Some jobs are geographically dependent.
Want to be a country singer? You better move to Nashville. How about acting on the big screen? You need to call LA home. Serious about venture capital? Silicon Valley is the spot.
For decades, a profile job in consumer advertising required a New York City address. Global ad shops huddled together on Madison Avenue and were responsible for directing the vast majority of TV spend.
Sure, other cities boasted respected ad communities. Yet, to be truly in the game an agency needed to stake out its turf in the Big Apple.
Earle Palmer Brown resisted the call of the big city when starting his firm in 1952. His vision was to build a national ad shop based in Washington, DC, considered by industry pundits to be a marginally talented advertising community at best.
Brown’s self-named agency soared to a level unseen by any of his predecessors or peers. He attracted profile clients like USAir and Blue Cross/Blue Shield, and dominated local and national award competitions.
In 1999, I was a 29-year-old entrepreneur and CEO with grand aspirations for Strategic Communications Group (Strategic). I picked up the phone and called Earle to see if he’d allow me to take him to lunch. He phoned me back within minutes.
He graciously shared his thoughts, wisdom and counsel during a series of meals we enjoyed together over a 24 month period. Why help me out?
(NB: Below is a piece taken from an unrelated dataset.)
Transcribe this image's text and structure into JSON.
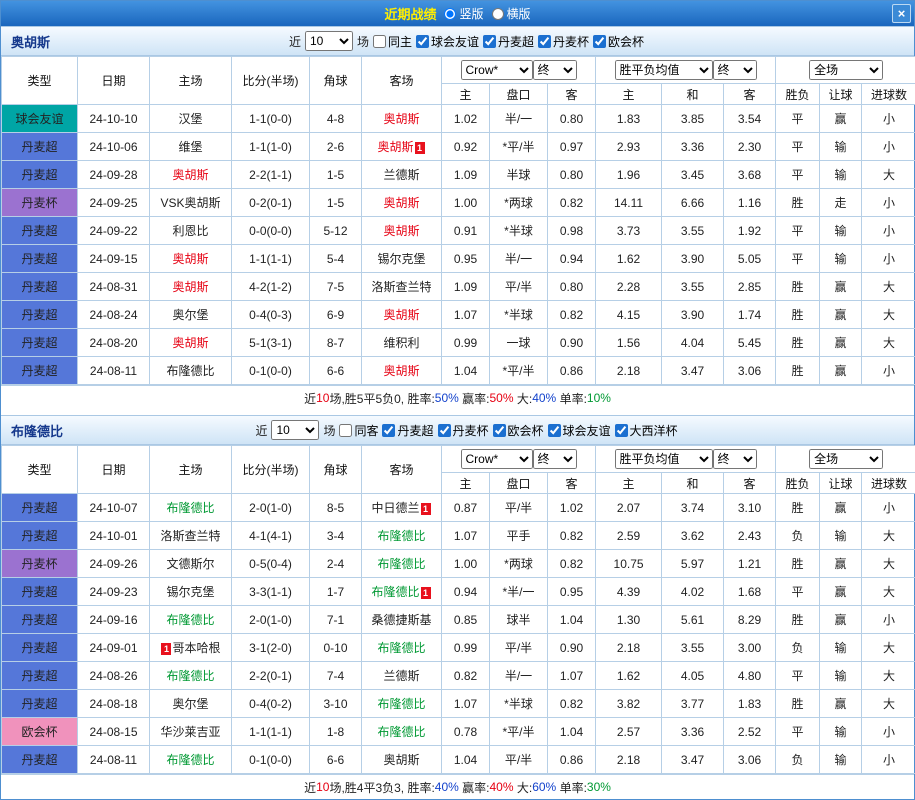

Earle said he cared very deeply about his hometown, the world of advertising, and those who were willing to invest in its continued growth and success.
Earlier this month Earle Palmer Brown passed away at the age of 92. While he may no longer be with us, his contributions and commitment to the Washington, DC community live on.